Contrary to popular notions among the laity, the saints were not exactly as portrayed in their biographies. Their life had other very intricate details, often ignored by these writers. I don’t know whether these biographers were honest or deliberate in their intentions to misquote, but their mistakes are quite glaring. Though well-researched by the biographers, the jigsaw puzzle about these mystics’ life does not fit into exactly.
This is because they did not relate their lives closely to present day prospective saints. It is very much essential in writing.
Let’s look into their lives minutely- often, the minutiae is ignored. Here are some popular contradictions too.
- St. Francis Xavier started his foray into the ethereal bliss of spirituality in a cave at the age of 29. I can surmise that he too was afflicted by the same illness till this changing point in life, where he started his university education. St. Ignatius Loyola too attended university at the same time.
- Many of the saints were babied throughout much of their lifetime, because of their innocence to certain evils in everyday life. They were in the dark regarding these secret businesses of common people. This contradicts biographers that St. Therese was babied by her sisters since the death of her parent.
- The intellectual saints like St. Edith Stein knew that their life events were very much similar to others. No contemporaries could outwit her throughout the lifetime she was blessed with.
The many life events throughout these mystics’ existence on this earth were actually handpicked by God. They pleased him throughout and hence short lives were assigned to a majority of them. Later they entered glory to be with him forever.

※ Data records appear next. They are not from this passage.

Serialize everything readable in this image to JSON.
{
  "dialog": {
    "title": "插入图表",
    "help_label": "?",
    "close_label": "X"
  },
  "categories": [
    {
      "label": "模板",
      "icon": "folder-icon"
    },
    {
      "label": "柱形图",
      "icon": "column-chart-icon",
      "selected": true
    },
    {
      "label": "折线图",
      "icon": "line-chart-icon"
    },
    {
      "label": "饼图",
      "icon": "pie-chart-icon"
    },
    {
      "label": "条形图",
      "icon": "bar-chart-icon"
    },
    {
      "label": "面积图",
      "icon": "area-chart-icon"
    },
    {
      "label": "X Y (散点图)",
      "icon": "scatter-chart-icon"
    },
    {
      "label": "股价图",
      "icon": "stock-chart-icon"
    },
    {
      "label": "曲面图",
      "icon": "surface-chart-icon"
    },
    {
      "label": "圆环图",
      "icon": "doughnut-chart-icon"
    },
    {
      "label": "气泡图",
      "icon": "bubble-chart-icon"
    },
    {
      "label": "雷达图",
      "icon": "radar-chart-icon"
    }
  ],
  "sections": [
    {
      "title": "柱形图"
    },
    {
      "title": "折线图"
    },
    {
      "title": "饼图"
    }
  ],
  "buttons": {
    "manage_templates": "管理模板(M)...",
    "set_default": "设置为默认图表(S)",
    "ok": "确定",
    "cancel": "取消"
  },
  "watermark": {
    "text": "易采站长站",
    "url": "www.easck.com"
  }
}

The reason behind their similar lives is Jesus revealing to St. Teresa Avila that ‘He treats all his friends the same way’. She is stated to have replied, ‘That’s why, you have so very few of them’. This was said to mean with a bit of humor, though.